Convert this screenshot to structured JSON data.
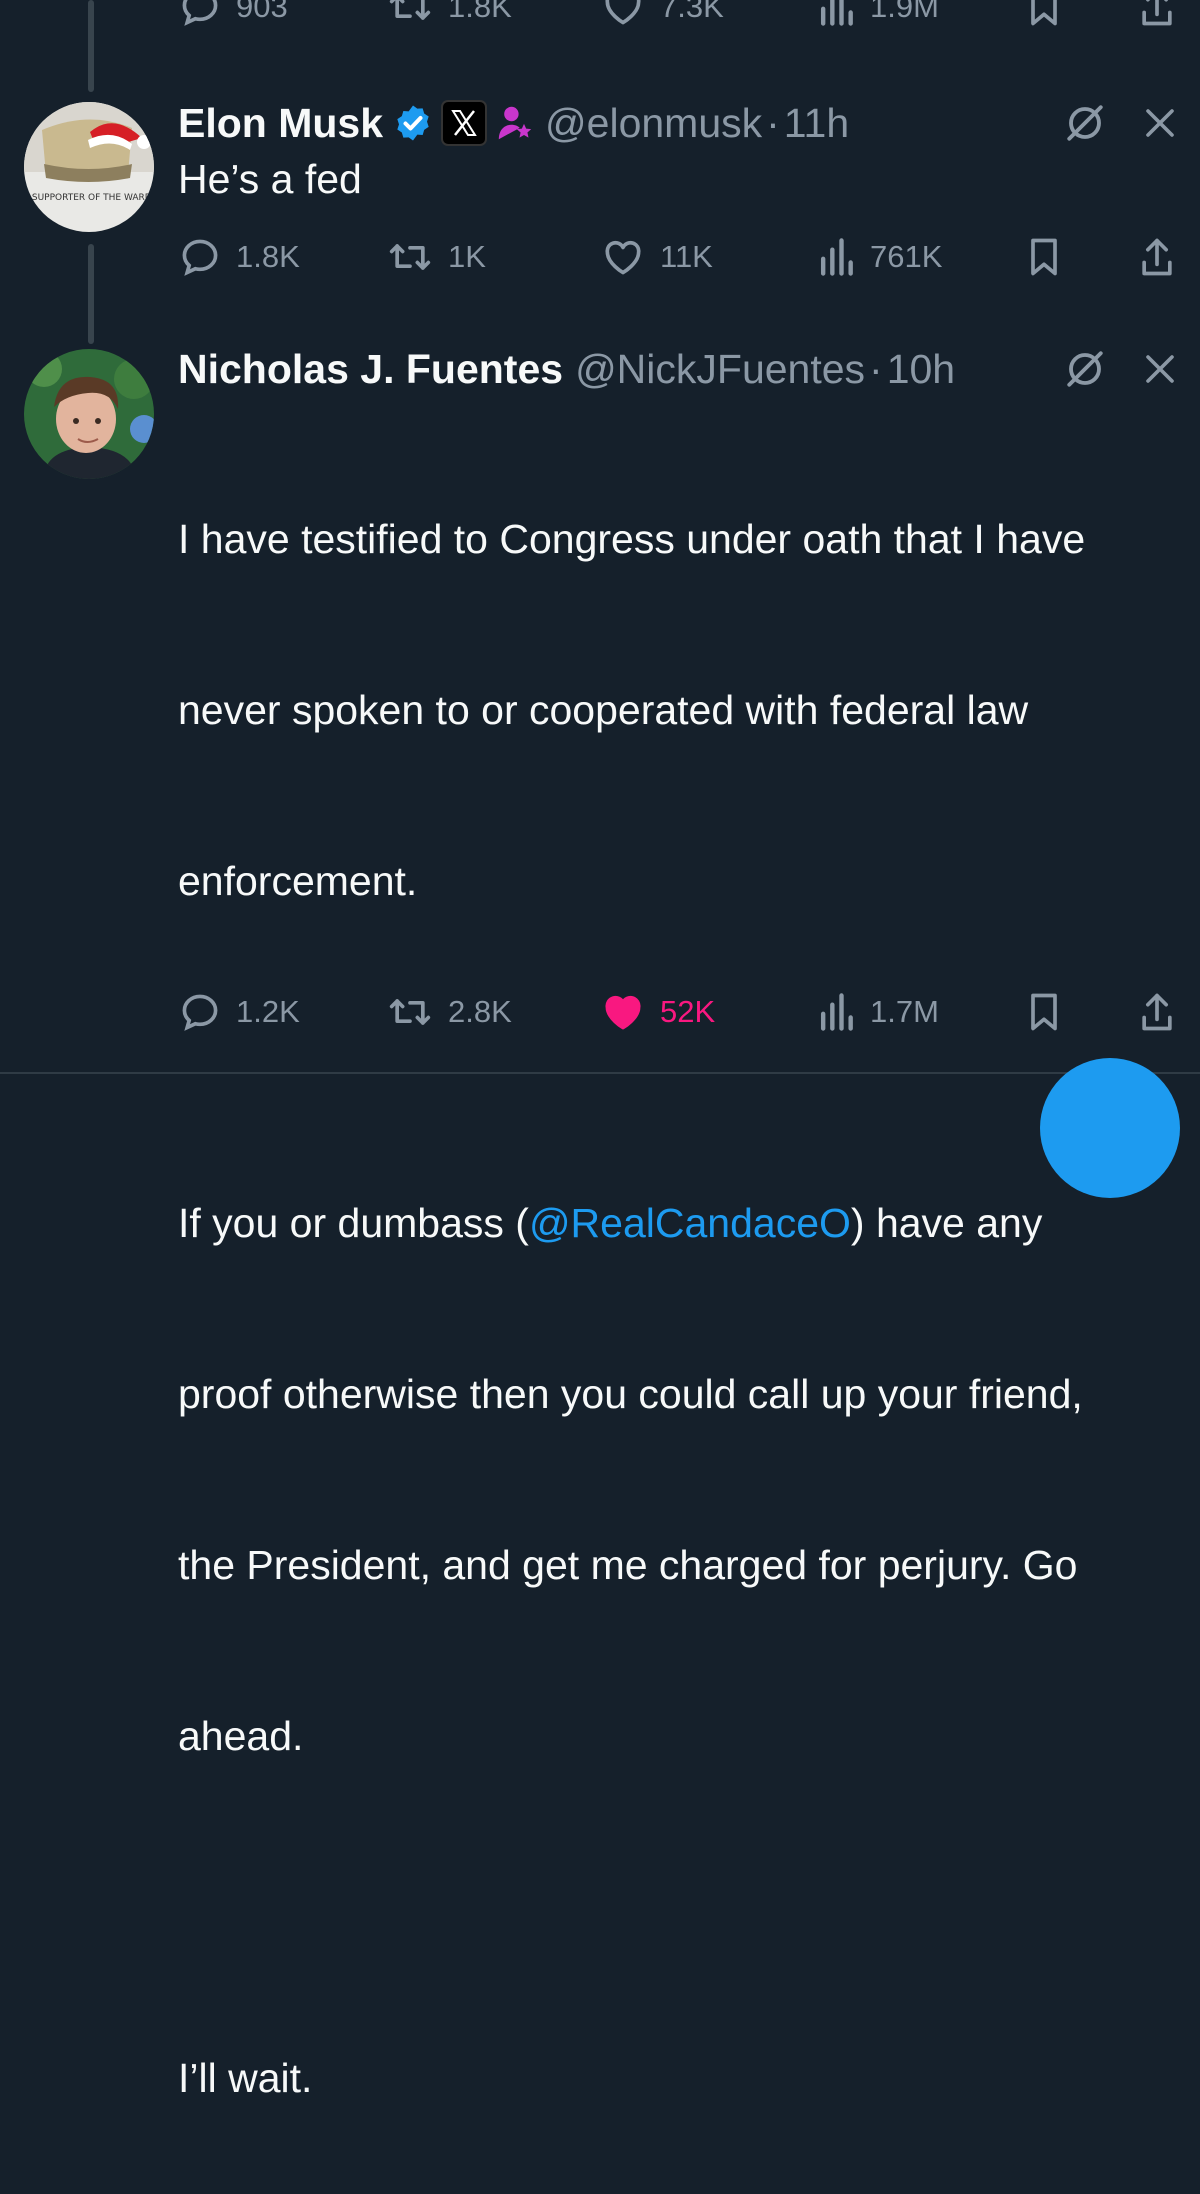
{
  "prev_tweet": {
    "stats": {
      "replies": "903",
      "reposts": "1.8K",
      "likes": "7.3K",
      "views": "1.9M"
    }
  },
  "tweet1": {
    "name": "Elon Musk",
    "handle": "@elonmusk",
    "separator": "·",
    "time": "11h",
    "text": "He’s a fed",
    "avatar_label": "TOP SUPPORTER OF THE WARRIOR",
    "stats": {
      "replies": "1.8K",
      "reposts": "1K",
      "likes": "11K",
      "views": "761K"
    }
  },
  "tweet2": {
    "name": "Nicholas J. Fuentes",
    "handle": "@NickJFuentes",
    "separator": "·",
    "time": "10h",
    "line1": "I have testified to Congress under oath that I have",
    "line2": "never spoken to or cooperated with federal law",
    "line3": "enforcement.",
    "line4_before": "If you or dumbass (",
    "mention": "@RealCandaceO",
    "line4_after": ") have any",
    "line5": "proof otherwise then you could call up your friend,",
    "line6": "the President, and get me charged for perjury. Go",
    "line7": "ahead.",
    "line8": "I’ll wait.",
    "stats": {
      "replies": "1.2K",
      "reposts": "2.8K",
      "likes": "52K",
      "views": "1.7M"
    }
  },
  "colors": {
    "background": "#15202b",
    "text": "#f7f9f9",
    "muted": "#8b98a5",
    "accent": "#1d9bf0",
    "like": "#f91880",
    "affiliate": "#c936cc"
  },
  "icons": [
    "reply-icon",
    "repost-icon",
    "like-icon",
    "views-icon",
    "bookmark-icon",
    "share-icon",
    "verified-icon",
    "x-logo-icon",
    "affiliate-icon",
    "grok-icon",
    "close-icon"
  ]
}
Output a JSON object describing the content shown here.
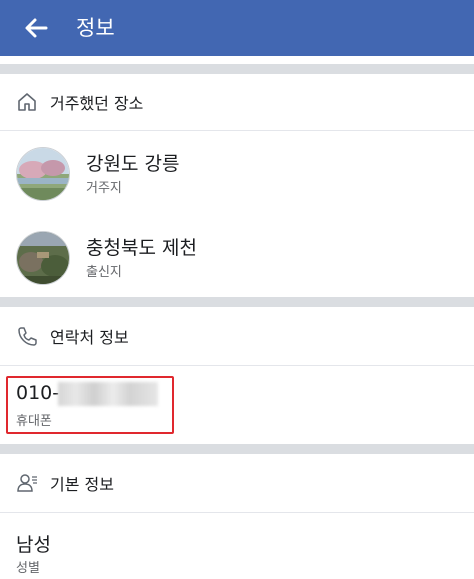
{
  "header": {
    "title": "정보"
  },
  "places_section": {
    "heading": "거주했던 장소",
    "items": [
      {
        "name": "강원도 강릉",
        "type": "거주지"
      },
      {
        "name": "충청북도 제천",
        "type": "출신지"
      }
    ]
  },
  "contact_section": {
    "heading": "연락처 정보",
    "phone_visible_prefix": "010-",
    "phone_type": "휴대폰"
  },
  "basic_section": {
    "heading": "기본 정보",
    "gender_value": "남성",
    "gender_label": "성별"
  },
  "colors": {
    "appbar": "#4267b2",
    "highlight": "#e0282e",
    "divider": "#dadde1"
  }
}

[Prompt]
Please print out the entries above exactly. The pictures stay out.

[Response box]
Convert this screenshot to structured JSON data.
{
  "prev_tweet": {
    "stats": {
      "replies": "903",
      "reposts": "1.8K",
      "likes": "7.3K",
      "views": "1.9M"
    }
  },
  "tweet1": {
    "name": "Elon Musk",
    "handle": "@elonmusk",
    "separator": "·",
    "time": "11h",
    "text": "He’s a fed",
    "avatar_label": "TOP SUPPORTER OF THE WARRIOR",
    "stats": {
      "replies": "1.8K",
      "reposts": "1K",
      "likes": "11K",
      "views": "761K"
    }
  },
  "tweet2": {
    "name": "Nicholas J. Fuentes",
    "handle": "@NickJFuentes",
    "separator": "·",
    "time": "10h",
    "line1": "I have testified to Congress under oath that I have",
    "line2": "never spoken to or cooperated with federal law",
    "line3": "enforcement.",
    "line4_before": "If you or dumbass (",
    "mention": "@RealCandaceO",
    "line4_after": ") have any",
    "line5": "proof otherwise then you could call up your friend,",
    "line6": "the President, and get me charged for perjury. Go",
    "line7": "ahead.",
    "line8": "I’ll wait.",
    "stats": {
      "replies": "1.2K",
      "reposts": "2.8K",
      "likes": "52K",
      "views": "1.7M"
    }
  },
  "colors": {
    "background": "#15202b",
    "text": "#f7f9f9",
    "muted": "#8b98a5",
    "accent": "#1d9bf0",
    "like": "#f91880",
    "affiliate": "#c936cc"
  },
  "icons": [
    "reply-icon",
    "repost-icon",
    "like-icon",
    "views-icon",
    "bookmark-icon",
    "share-icon",
    "verified-icon",
    "x-logo-icon",
    "affiliate-icon",
    "grok-icon",
    "close-icon"
  ]
}
Output a JSON object describing the content shown here.
{
  "header": {
    "title": "정보"
  },
  "places_section": {
    "heading": "거주했던 장소",
    "items": [
      {
        "name": "강원도 강릉",
        "type": "거주지"
      },
      {
        "name": "충청북도 제천",
        "type": "출신지"
      }
    ]
  },
  "contact_section": {
    "heading": "연락처 정보",
    "phone_visible_prefix": "010-",
    "phone_type": "휴대폰"
  },
  "basic_section": {
    "heading": "기본 정보",
    "gender_value": "남성",
    "gender_label": "성별"
  },
  "colors": {
    "appbar": "#4267b2",
    "highlight": "#e0282e",
    "divider": "#dadde1"
  }
}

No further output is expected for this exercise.